I think the biggest innovation is the drivers rating the customers. It seems like a joke, but if you think about it, professional car service drivers aren't going to want to pick up just anybody for short rides. That's the real obstacle for scalability among that group. The obstacle for getting all cab drivers to join UberCab is probably the risk of alienating the customer base that might just want town cars, etc., without having to think about the complexity (i.e., it's a software problem, and a pretty easy software problem if done right). The other obstacle is the cost of an iphone, etc., for cab drivers. The obstacles for anybody with a car to join are medallions, licenses, etc., as mentioned. The other obstacle is, even with licenses, the fairness and effectiveness of the rating system is tough. Service history is a mixed blessing. When I step into a cab, I may not actually want to know about the driver's history. I may just want a nearly 100% guaranteed level of service (which theoretically the medallions provide). Though on the other hand it would be crazy to see like average on-time trips, average speeds, customer satisfactions, etc., in one big visual thumbprint before you step into a cab...
I was thinking about a similar idea and also the parallel concept of "AirBnB for passenger seats", rather than unused towncar inventory, an easier way to "book" a carpool ride from someone who's already going that way.

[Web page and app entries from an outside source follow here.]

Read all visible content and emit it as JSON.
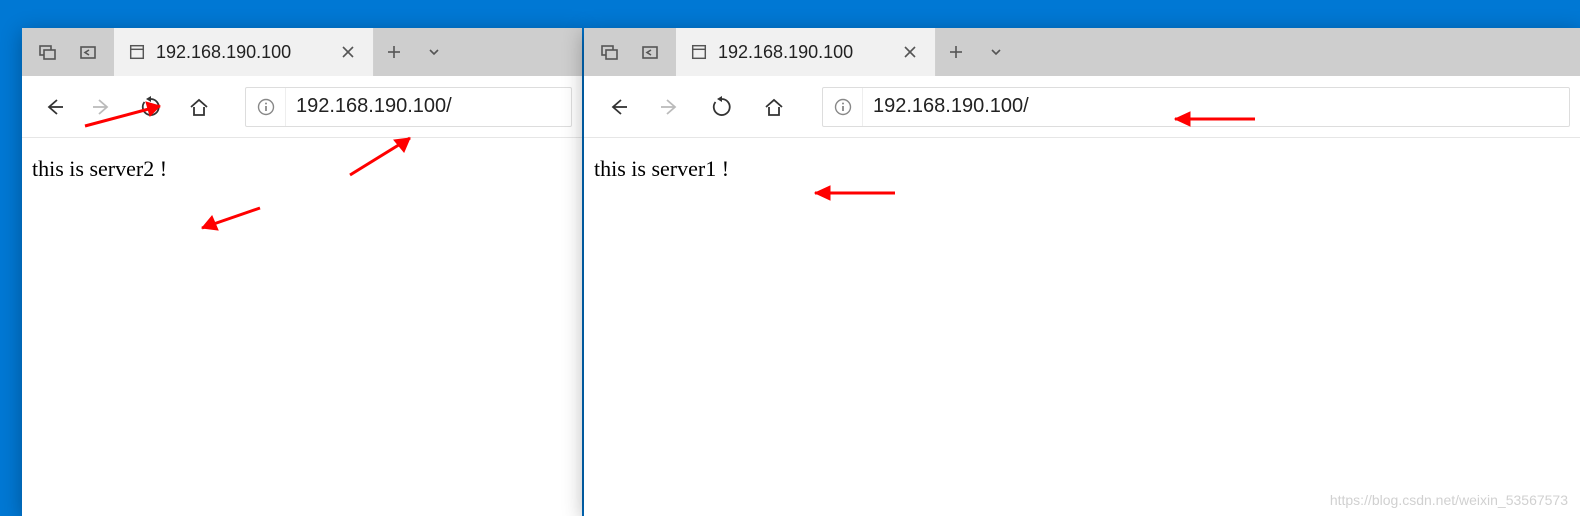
{
  "windows": [
    {
      "id": "left",
      "tab_title": "192.168.190.100",
      "url": "192.168.190.100/",
      "page_text": "this is server2 !"
    },
    {
      "id": "right",
      "tab_title": "192.168.190.100",
      "url": "192.168.190.100/",
      "page_text": "this is server1 !"
    }
  ],
  "watermark": "https://blog.csdn.net/weixin_53567573",
  "annotation_color": "#ff0000"
}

You just run into a ton of tangles around insurance, carpooling vs taxi licenses, scaling especially abroad, and the fact that one bad driver - one accident - could completely ruin your entire business.
I do think there's potential in disrupting the taxi business, though my current angle of thought is more about using technology, especially cleantech and mobile bookings, to make it a low cost planet-friendly business. Just the thought of all those exhaust fumes scares me. Go EcoTaxis!

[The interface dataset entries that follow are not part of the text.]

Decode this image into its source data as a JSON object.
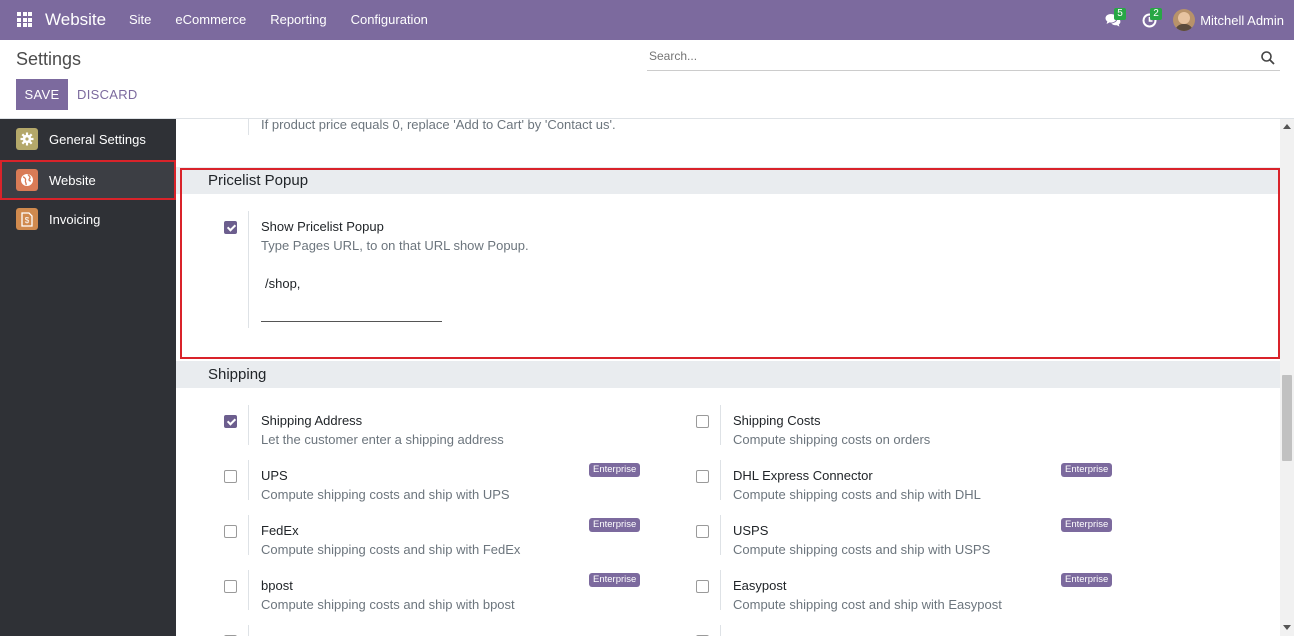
{
  "navbar": {
    "app_name": "Website",
    "menu": [
      "Site",
      "eCommerce",
      "Reporting",
      "Configuration"
    ],
    "messages_count": "5",
    "activities_count": "2",
    "user_name": "Mitchell Admin"
  },
  "control_panel": {
    "title": "Settings",
    "search_placeholder": "Search...",
    "save_label": "SAVE",
    "discard_label": "DISCARD"
  },
  "sidebar": {
    "items": [
      {
        "label": "General Settings",
        "icon": "gear-icon",
        "color": "#b4a86a"
      },
      {
        "label": "Website",
        "icon": "globe-icon",
        "color": "#d97b56",
        "active": true
      },
      {
        "label": "Invoicing",
        "icon": "invoice-icon",
        "color": "#d08a4e"
      }
    ]
  },
  "content": {
    "prev_desc": "If product price equals 0, replace 'Add to Cart' by 'Contact us'.",
    "pricelist": {
      "title": "Pricelist Popup",
      "label": "Show Pricelist Popup",
      "desc": "Type Pages URL, to on that URL show Popup.",
      "value": "/shop,",
      "checked": true
    },
    "shipping": {
      "title": "Shipping",
      "enterprise_badge": "Enterprise",
      "left": [
        {
          "label": "Shipping Address",
          "desc": "Let the customer enter a shipping address",
          "checked": true,
          "enterprise": false
        },
        {
          "label": "UPS",
          "desc": "Compute shipping costs and ship with UPS",
          "checked": false,
          "enterprise": true
        },
        {
          "label": "FedEx",
          "desc": "Compute shipping costs and ship with FedEx",
          "checked": false,
          "enterprise": true
        },
        {
          "label": "bpost",
          "desc": "Compute shipping costs and ship with bpost",
          "checked": false,
          "enterprise": true
        }
      ],
      "right": [
        {
          "label": "Shipping Costs",
          "desc": "Compute shipping costs on orders",
          "checked": false,
          "enterprise": false
        },
        {
          "label": "DHL Express Connector",
          "desc": "Compute shipping costs and ship with DHL",
          "checked": false,
          "enterprise": true
        },
        {
          "label": "USPS",
          "desc": "Compute shipping costs and ship with USPS",
          "checked": false,
          "enterprise": true
        },
        {
          "label": "Easypost",
          "desc": "Compute shipping cost and ship with Easypost",
          "checked": false,
          "enterprise": true
        }
      ]
    }
  },
  "colors": {
    "brand": "#7c6a9e",
    "highlight": "#d9232a",
    "sidebar_bg": "#2f3136"
  }
}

Buying from somebody wih a zero rep on ebay means you might lose out on your beanie baby. Putting your daughter in a random strangers car with no information other than them owning (or having stolen) an iphone is a little different.
If the taxi firm itself implemented (or used a version) of this kind of service then that could be a great win for the firm.
However, if they are considering moving in that direction (again, no proof of that), your criticism is really important to consider, and might be a pretty big limitation. I'm sure that there are ways around it, but only if the network of drivers is heavily moderated, with lots and lots of safe-guards built in. Also, not allowing children/teens to ride unless accompanied by an adult, and adding some sort of panic button to the app.
As like any other hire service, they operate under a difference set of rules. They have to be licensed, need to meet size requirements, and they have to carry much more insurance.
Some random driver with a pickup and just basic PIP coverage probably wouldn't be a good choice. Especially if you are paying for it.
Also, reading their website, they are very interested in working with limo companies and cab services not random guy with 30 minutes to spare. So no, this is not like AirBNB, at all.
In the UK there are lots of regulations surrounding Private Hire vehicles and Taxis, some of those rules are regional too. I doubt I'd see something, like this here but the firms should definitely be aware.
The whole concept sounds particularly disruptive because it seems that it would be so difficult to police.
And there is nothing stopping them from going into court and throwing water on the whole thing with an injunction.
In the everyone is a taxi model- do you really want to get into a car without knowing how that person drives? There are people in my own family I won't drive with, let alone pay them to drive me somewhere.
Pay from the app: No cash required
That's a powerful feature and it could become a very sticky app for me if I lived in San Francisco.